Richard Marcus is the author of the What Will Happen In Eragon IV? and The Unofficial Heroes Of Olympus Companion, both published by Ulysses Press. He has had his work published in print and online all over the world including the German edition of Rolling Stone Magazine and …

Visit Richard Marcus's author page — Richard Marcus's Blog

Read more:
- Blog Critics


Palo Duro (2016)
The Living Tree (2013)
Bold Swimmer (2012)
True Frontiers ( 1993)
Gravity (1983)

Best of Wishing Chair (2013)
Stand Up 8 (2009)
Folk and Roll - Live in Austin (2007)
Underdog (2005)
Dishpan Brigade (2003) (w/ Kara Barnard)
Crow (2002)
The Ghost of Will Harbut (2000)
Undisputed Country (1998)
Singing with the Red Wolves (1995)

Best of Stealin Horses (2013)
Mesas and Mandolins (1991)
Stealin Horses (1988)
The Ballad of the Pralltown Cafe (1986)

First World ep (1985)




Kiya Heartwood is an internationally touring singer/songwriter.The Kiya Heartwood Band is Kiya on songs, lead vocal and guitar,Sarah Stollak on fiddle and Jay Dee Hicks on Percussion.Kiya is formerly half of the folk duo Wishing Chair and the lead singer and songwriter for the Arista rock band, Stealin Horses. Kiya is currently touring her latest CD, Palo Duro and her international one woman show, Song Tales from the American Edge. Kiya has performed throughout the US, Europe and Canada from arena shows with Stealin Horses to festivals, concert halls, colleges, clubs and house concerts as a solo performer and with The Kiya Heartwood BandStealin Horses and Wishing Chair.

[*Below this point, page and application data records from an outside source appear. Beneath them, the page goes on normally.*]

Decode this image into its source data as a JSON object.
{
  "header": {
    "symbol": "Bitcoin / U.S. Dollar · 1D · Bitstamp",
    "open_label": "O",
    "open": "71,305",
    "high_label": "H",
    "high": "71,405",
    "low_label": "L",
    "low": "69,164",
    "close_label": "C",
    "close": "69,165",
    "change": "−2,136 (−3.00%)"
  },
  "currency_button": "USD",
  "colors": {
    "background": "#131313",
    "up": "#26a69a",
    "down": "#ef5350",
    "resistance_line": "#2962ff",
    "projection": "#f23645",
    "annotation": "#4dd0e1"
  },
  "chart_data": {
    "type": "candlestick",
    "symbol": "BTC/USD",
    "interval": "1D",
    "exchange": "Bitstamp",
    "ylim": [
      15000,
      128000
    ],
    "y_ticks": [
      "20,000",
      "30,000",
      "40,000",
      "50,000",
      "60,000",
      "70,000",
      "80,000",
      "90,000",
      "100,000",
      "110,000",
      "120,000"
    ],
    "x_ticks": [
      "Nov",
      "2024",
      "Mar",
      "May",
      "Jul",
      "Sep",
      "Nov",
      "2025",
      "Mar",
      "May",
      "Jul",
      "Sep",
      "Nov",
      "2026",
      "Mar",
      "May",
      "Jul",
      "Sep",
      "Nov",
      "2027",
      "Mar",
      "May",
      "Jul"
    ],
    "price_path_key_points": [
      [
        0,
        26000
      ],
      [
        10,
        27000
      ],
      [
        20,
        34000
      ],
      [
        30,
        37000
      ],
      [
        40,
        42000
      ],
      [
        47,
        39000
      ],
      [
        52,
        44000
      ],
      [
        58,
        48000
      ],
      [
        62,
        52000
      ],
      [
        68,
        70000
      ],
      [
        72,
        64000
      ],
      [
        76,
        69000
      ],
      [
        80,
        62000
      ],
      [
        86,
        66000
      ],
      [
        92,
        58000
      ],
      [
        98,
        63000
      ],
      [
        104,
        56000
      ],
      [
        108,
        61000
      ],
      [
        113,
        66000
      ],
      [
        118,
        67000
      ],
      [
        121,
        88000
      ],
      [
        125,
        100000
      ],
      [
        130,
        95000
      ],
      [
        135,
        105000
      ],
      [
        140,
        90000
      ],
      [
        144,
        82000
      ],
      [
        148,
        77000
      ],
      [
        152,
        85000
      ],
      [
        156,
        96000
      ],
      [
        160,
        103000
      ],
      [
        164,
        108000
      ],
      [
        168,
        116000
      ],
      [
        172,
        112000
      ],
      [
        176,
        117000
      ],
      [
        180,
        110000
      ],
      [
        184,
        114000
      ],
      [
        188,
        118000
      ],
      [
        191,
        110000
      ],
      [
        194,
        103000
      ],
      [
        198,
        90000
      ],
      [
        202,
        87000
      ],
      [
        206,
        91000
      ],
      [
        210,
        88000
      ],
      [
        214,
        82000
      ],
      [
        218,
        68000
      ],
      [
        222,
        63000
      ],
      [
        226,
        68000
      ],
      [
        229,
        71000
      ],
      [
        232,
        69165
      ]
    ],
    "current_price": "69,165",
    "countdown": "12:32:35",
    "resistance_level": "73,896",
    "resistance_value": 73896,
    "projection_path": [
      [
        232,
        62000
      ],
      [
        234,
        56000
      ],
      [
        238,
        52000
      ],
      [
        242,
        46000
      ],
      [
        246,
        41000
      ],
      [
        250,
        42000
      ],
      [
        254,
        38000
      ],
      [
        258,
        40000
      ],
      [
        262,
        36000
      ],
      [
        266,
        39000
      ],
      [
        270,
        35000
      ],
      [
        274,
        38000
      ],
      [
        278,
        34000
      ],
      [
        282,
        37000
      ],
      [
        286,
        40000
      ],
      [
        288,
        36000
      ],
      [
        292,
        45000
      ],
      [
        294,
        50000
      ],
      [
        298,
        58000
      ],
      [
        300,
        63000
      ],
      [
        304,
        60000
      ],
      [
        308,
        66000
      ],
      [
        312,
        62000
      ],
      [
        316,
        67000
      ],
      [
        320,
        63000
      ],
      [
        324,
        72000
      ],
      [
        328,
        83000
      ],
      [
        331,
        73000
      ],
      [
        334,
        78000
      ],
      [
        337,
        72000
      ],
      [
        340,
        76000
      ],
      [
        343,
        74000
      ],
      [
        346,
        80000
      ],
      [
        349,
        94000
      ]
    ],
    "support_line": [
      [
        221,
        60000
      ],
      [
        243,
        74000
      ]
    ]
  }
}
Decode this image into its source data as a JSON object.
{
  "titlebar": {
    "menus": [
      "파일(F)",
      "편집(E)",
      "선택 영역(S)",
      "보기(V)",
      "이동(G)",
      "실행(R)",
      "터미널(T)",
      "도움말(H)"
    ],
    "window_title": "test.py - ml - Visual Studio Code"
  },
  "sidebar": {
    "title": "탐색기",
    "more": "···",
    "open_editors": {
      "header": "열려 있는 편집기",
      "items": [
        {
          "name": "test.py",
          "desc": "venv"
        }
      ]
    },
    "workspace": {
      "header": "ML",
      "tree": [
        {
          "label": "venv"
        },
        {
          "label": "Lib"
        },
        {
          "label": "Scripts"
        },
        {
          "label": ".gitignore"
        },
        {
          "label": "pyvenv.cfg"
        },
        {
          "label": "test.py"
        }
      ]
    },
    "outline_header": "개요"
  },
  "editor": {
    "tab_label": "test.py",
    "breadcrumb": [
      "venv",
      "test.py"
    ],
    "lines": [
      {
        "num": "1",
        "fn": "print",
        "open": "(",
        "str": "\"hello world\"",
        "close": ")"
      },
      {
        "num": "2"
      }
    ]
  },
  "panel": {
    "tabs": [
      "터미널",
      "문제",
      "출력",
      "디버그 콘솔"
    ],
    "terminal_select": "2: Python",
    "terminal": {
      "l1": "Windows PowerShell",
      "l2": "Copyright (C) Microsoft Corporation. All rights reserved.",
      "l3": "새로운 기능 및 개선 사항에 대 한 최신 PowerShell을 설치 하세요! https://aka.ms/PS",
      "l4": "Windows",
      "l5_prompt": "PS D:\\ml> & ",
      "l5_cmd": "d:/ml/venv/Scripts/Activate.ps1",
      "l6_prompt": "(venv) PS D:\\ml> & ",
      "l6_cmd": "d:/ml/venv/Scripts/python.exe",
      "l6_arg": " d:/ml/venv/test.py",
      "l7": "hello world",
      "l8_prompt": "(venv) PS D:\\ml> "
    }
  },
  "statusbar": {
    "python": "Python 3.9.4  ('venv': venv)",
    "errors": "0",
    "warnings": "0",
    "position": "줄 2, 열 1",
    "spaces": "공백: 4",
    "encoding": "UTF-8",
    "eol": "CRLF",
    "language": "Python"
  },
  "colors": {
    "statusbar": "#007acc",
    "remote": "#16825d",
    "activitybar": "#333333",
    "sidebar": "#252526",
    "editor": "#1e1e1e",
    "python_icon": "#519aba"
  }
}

2017 Nominee Just Plain Folks Best Singer Songwriter Album for Bold Swimmer.
2017 Nominee Just Plain Folks Best Singer Songwriter Song Lights of Austin.
2017 Nominee Just Plain Folks Best Political Song for Change ( Is Gonna Come).
2014 Best of the Fest Frontera Fest for Song Tales from the American Edge
2012 Kerrville Folk Festival Ballad Tree 
2010 Pride in the Arts Favorite Group ( Wishing Chair) 
2010 Pride in the Arts Best CD (WIshing Chair Stand Up 8)
2008 Jane Schliessman Award for Outstanding Contributions to Women's Music
2006 BEST New Folk Album, Underdog, JP Folks
2006 BEST Roots Song, Sue Mundy, JP Folks
2006 2nd Place Best New Folk Song, Sidewalks, JP Folks
2006 Finalist Kerrville Music to Life Public Domain Foundation Political Songwriting Contest
2003 Finalist Kerrville Public Domain Foundation Contest 2003 Winner Best Overall/Best Mellow Song, South Florida Folk Festival
2003 Runner Up Best Folk Song, Northern California Songwriters Association
2002 Finalist Falcon Ridge, Emerging Artist
2002 Best of, This Way Out, OutWords,
2002 Best New Folk Song, JP Folks
2001 Best Folk Album Runner Up
1988 Billboard AOR #32 Turnaround ( Stealin Horses)
1988 Billboard top 200 Albums Stealin Horses, Stealin Horses Arista Records.

Band Members